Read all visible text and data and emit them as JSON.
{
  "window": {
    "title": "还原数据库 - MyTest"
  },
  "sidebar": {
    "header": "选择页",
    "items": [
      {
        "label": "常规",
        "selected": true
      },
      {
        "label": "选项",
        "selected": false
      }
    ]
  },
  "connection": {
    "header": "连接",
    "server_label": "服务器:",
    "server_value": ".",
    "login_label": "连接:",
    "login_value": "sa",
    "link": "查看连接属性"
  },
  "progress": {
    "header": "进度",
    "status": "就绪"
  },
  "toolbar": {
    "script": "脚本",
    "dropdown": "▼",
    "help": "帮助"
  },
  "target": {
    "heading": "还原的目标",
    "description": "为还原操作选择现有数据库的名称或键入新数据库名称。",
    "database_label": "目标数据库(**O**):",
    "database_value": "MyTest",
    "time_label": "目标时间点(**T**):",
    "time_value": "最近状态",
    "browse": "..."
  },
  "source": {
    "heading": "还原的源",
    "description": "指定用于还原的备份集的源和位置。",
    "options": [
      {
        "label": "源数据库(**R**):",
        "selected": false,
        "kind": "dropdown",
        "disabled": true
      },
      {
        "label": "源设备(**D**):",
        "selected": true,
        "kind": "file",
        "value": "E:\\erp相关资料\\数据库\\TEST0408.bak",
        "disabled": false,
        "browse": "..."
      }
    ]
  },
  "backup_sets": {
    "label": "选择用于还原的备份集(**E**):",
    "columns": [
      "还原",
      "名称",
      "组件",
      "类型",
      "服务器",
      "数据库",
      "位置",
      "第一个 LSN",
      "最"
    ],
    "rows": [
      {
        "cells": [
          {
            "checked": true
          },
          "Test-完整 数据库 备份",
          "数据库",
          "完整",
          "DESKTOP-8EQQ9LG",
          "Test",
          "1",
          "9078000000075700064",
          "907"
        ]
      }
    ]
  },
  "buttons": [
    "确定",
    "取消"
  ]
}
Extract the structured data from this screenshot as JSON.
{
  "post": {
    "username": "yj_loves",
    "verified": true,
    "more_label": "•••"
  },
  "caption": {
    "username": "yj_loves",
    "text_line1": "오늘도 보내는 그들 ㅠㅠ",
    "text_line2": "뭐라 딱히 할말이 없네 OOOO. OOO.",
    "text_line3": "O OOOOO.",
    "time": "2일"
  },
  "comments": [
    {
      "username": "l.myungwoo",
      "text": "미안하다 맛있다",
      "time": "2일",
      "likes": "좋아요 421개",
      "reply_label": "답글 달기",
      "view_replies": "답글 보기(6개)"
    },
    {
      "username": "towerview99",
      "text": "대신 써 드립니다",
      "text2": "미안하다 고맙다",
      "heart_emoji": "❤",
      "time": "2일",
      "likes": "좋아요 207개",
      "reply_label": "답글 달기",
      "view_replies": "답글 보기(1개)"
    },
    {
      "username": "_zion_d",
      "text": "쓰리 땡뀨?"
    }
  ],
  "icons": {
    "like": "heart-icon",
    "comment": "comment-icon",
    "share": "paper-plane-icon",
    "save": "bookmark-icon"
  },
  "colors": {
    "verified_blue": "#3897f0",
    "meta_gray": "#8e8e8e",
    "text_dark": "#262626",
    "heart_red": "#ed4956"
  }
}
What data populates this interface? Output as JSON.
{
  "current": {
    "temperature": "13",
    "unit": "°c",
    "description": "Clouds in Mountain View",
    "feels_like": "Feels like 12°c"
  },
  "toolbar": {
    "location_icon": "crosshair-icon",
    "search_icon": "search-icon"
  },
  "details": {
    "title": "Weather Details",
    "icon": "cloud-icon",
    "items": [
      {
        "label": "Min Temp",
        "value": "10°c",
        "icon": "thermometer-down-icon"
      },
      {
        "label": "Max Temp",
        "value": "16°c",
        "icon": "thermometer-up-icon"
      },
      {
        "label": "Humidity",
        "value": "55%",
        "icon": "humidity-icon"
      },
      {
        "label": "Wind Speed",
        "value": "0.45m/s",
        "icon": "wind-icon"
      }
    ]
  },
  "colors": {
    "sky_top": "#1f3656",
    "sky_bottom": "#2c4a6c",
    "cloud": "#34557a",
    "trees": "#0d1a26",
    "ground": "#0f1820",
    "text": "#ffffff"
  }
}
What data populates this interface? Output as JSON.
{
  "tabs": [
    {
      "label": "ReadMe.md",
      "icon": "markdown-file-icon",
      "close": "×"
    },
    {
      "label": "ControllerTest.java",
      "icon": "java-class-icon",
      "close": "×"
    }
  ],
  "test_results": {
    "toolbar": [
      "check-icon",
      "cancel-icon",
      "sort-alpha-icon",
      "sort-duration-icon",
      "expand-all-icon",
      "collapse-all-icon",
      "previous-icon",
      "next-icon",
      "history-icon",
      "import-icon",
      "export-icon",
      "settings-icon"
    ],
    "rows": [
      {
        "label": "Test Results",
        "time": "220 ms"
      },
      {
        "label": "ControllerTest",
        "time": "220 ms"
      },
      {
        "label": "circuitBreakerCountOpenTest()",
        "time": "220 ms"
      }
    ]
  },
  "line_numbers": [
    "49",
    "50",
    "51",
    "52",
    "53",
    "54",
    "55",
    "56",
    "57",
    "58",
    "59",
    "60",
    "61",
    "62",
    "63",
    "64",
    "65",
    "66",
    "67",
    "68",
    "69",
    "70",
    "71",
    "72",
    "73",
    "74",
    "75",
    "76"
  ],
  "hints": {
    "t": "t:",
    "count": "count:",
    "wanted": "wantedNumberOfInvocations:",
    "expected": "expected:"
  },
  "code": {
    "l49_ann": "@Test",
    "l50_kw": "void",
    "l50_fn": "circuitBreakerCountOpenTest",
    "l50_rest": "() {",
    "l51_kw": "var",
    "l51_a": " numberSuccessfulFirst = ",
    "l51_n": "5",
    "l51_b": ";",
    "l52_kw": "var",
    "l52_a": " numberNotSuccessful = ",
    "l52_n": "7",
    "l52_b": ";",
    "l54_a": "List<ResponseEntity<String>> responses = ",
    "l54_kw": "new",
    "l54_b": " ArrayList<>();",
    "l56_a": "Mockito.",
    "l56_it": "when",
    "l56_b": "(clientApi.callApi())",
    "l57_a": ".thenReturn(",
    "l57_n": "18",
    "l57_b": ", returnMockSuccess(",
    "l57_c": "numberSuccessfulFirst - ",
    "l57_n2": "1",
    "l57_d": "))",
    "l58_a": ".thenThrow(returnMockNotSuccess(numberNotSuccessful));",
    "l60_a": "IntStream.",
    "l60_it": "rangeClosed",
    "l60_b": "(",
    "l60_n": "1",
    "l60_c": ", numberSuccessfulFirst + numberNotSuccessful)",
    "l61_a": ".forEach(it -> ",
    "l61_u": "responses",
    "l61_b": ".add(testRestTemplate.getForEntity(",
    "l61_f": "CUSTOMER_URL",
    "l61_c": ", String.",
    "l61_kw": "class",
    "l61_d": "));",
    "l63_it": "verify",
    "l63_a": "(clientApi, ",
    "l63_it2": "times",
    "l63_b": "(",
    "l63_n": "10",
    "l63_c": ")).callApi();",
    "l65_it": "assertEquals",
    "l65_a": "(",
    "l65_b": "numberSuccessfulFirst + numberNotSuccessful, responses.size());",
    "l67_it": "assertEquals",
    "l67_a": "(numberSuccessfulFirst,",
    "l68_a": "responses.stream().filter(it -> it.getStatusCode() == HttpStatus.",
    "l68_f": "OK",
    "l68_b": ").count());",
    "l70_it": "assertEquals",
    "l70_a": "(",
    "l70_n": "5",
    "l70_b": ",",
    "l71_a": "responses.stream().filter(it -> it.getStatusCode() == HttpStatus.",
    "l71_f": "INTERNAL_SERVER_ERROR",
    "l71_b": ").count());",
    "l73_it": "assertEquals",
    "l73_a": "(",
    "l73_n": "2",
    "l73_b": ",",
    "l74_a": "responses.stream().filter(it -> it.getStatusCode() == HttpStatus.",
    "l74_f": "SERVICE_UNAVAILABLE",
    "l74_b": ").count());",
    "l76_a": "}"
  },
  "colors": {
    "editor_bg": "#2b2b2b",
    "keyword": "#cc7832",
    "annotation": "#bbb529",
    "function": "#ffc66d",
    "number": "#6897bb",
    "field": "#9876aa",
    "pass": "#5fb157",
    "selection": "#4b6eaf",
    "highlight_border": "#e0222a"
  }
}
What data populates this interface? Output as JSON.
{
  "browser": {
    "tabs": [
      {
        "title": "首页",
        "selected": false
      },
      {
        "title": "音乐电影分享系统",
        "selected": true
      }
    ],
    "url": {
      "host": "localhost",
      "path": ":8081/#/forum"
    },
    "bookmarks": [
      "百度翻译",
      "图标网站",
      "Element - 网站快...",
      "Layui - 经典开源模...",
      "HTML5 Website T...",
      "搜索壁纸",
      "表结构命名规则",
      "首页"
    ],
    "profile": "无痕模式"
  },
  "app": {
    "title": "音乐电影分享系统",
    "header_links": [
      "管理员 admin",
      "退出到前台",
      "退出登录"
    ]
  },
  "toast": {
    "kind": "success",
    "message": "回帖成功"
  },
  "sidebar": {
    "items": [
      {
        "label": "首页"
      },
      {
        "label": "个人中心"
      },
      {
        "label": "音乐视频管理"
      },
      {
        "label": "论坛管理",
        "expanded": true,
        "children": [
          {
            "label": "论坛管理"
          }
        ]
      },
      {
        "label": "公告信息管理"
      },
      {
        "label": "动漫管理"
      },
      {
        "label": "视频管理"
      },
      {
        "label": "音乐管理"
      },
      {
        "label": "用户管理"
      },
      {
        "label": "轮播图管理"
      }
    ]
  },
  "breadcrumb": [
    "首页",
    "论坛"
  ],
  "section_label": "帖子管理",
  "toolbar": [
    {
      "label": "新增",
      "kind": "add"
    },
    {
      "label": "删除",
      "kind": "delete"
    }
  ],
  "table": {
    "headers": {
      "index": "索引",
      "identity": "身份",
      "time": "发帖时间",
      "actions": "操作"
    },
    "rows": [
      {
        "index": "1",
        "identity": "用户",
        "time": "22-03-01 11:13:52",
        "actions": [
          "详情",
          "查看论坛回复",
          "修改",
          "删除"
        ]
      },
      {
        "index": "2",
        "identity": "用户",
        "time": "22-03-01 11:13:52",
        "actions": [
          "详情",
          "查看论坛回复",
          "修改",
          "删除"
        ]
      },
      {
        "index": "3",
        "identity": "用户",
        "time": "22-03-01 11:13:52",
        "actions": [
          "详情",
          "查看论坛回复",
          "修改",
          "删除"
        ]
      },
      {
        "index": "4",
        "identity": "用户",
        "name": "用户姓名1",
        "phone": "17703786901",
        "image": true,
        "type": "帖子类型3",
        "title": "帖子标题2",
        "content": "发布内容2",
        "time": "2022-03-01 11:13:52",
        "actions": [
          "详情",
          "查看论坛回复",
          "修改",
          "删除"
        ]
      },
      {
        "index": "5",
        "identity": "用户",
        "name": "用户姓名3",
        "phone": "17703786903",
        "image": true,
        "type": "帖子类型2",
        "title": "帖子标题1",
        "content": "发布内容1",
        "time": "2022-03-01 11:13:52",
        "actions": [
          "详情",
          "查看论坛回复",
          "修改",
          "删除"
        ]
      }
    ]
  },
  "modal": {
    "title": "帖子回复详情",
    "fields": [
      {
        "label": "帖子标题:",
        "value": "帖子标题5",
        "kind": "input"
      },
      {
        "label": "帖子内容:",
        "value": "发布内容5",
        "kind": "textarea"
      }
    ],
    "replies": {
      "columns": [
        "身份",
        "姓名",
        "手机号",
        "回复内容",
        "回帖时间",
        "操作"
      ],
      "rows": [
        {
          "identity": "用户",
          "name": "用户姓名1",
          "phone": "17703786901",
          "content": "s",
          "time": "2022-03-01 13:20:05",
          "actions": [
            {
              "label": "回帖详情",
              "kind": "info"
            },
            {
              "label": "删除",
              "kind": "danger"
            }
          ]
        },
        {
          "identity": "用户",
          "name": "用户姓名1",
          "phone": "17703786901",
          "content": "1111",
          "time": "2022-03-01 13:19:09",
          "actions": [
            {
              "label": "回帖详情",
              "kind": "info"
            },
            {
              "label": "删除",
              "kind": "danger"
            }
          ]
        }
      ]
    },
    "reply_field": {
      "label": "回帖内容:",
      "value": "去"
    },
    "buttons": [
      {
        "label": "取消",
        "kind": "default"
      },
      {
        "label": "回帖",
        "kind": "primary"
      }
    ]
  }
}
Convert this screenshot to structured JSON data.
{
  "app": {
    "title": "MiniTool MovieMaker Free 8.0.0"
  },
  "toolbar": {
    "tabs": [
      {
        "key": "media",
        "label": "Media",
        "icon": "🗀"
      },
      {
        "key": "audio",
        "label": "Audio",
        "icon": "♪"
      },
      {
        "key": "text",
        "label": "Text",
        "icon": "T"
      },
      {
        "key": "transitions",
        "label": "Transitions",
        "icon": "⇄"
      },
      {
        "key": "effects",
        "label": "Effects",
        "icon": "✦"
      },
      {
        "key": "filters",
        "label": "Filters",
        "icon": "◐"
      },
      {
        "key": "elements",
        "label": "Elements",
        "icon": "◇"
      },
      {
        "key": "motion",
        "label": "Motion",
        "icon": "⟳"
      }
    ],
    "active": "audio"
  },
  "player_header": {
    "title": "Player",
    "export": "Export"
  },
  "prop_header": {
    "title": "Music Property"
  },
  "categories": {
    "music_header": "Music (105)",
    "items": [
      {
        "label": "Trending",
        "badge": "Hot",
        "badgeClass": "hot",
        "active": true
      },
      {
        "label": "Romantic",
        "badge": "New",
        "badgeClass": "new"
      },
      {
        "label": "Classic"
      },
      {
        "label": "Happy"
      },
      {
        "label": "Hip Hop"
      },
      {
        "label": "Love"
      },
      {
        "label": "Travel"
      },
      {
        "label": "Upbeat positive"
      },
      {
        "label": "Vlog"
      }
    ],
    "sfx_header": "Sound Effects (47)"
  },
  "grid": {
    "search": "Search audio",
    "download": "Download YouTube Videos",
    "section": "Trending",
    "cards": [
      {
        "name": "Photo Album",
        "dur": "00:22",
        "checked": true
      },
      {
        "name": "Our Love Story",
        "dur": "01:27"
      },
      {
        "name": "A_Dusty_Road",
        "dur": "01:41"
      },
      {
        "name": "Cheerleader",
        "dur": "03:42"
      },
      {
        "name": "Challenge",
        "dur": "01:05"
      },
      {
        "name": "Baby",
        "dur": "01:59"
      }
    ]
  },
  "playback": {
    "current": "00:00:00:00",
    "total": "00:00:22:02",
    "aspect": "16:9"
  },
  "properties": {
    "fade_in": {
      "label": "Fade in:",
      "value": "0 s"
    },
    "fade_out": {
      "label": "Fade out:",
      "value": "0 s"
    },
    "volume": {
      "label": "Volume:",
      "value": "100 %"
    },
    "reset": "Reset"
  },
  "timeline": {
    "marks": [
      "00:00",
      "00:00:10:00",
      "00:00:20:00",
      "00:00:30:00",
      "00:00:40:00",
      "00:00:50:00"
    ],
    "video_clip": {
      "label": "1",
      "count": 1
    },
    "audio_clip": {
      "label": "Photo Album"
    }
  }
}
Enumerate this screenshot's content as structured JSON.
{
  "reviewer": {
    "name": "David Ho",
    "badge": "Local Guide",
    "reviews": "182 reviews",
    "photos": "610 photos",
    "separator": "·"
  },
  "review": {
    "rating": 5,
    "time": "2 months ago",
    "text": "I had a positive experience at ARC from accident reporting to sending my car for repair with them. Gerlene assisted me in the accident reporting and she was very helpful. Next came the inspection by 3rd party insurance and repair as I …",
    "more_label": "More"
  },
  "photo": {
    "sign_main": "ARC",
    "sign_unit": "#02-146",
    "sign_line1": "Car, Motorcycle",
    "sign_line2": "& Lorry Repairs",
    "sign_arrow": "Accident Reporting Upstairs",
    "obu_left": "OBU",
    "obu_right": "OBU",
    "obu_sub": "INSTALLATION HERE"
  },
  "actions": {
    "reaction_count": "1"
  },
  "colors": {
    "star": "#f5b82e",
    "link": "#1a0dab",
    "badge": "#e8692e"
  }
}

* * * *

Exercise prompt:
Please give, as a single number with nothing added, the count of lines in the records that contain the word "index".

Solved problem:
6